As shown in Photo #4, the service disconnect switch is mounted on the front of the battery, and is now accessible. Remove the small bolt on the cover for the service disconnect and flip the switch from “on” to “off”. This will eliminate the connection of the high voltage battery to the rest of the vehicle, but will not give you a visual indication that anything has happened.
The high voltage is now contained within the battery itself. Cutting the 12V wire harness on the drivers and passenger side will also eliminate any possible computer system connection to the rest of the vehicle, but will also give no visual indication of effectiveness. Since the “orange wires” will no longer contain voltage, they can now be cut to remove the high voltage battery from the vehicle. Continue with extrication as you would with a non-hybrid Honda Civic.
Remove the rear seat back. Package the two children from the rear seat area and remove on backboards if needed. Depending on vehicle roof condition, a hydraulic ram may be used to maximize the space necessary to continue. Use power or manual seat adjustments if possible to help access the patients in the front. If no easy adjustment of the seat is possible, proceed with caution during seat back removal as the vehicle may be equipped with side SRS airbags and seatbelt pre-tensioners that contain pressurized gas cylinders and pyrotechnic charges. Cut the seat cover material and inspect for hazards before cutting the seat frame material. Headrest DVD players, power seat motors and seat heaters have power sources that should be eliminated before cutting seat SRS wire harnesses. These systems would not be a concern on a vehicle that was first powered down by shutting off the vehicle and removing the 12V battery negative cable. Lower seat removal may be necessary if there are entrapment issues with the patient’s lower extremities. Finally, remove the front seat passengers.

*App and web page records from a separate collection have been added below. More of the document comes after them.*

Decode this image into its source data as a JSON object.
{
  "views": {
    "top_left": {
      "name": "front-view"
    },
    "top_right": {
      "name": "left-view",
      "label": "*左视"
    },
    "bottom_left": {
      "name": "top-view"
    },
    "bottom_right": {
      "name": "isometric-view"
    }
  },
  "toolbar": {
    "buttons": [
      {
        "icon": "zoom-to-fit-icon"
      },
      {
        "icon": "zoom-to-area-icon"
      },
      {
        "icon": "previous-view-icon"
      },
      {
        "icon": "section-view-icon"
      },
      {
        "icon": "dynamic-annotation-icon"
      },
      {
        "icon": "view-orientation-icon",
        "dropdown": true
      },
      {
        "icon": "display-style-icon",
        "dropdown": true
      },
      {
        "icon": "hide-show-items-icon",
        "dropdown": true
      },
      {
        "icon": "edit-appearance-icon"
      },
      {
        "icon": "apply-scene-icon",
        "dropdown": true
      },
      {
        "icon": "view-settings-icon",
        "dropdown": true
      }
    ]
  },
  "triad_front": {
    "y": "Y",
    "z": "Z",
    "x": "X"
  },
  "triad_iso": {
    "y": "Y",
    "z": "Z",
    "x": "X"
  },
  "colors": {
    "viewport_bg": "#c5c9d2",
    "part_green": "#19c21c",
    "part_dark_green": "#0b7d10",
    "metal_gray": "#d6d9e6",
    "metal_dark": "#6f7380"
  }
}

Can a tunnel method be used on any Hybrid vehicle with a vertically mounted HV battery?
- Honda Civic Hybrid 03-05
- Honda Civic Hybrid 06-current
- Honda Accord Hybrid 05-07
- Ford Fusion Hybrid
- Mercury Milan Hybrid
- Lincoln Mark Z Hybrid
Yes it can! Once you understand how the technology works, you can easily and safely use the tunnel method to manage this “what if” scenario.
Yes, there are multiple methods that would allow you to safely remove the patients from this vehicle but depending on your unique circumstances; it’s nice to have another option to choose from.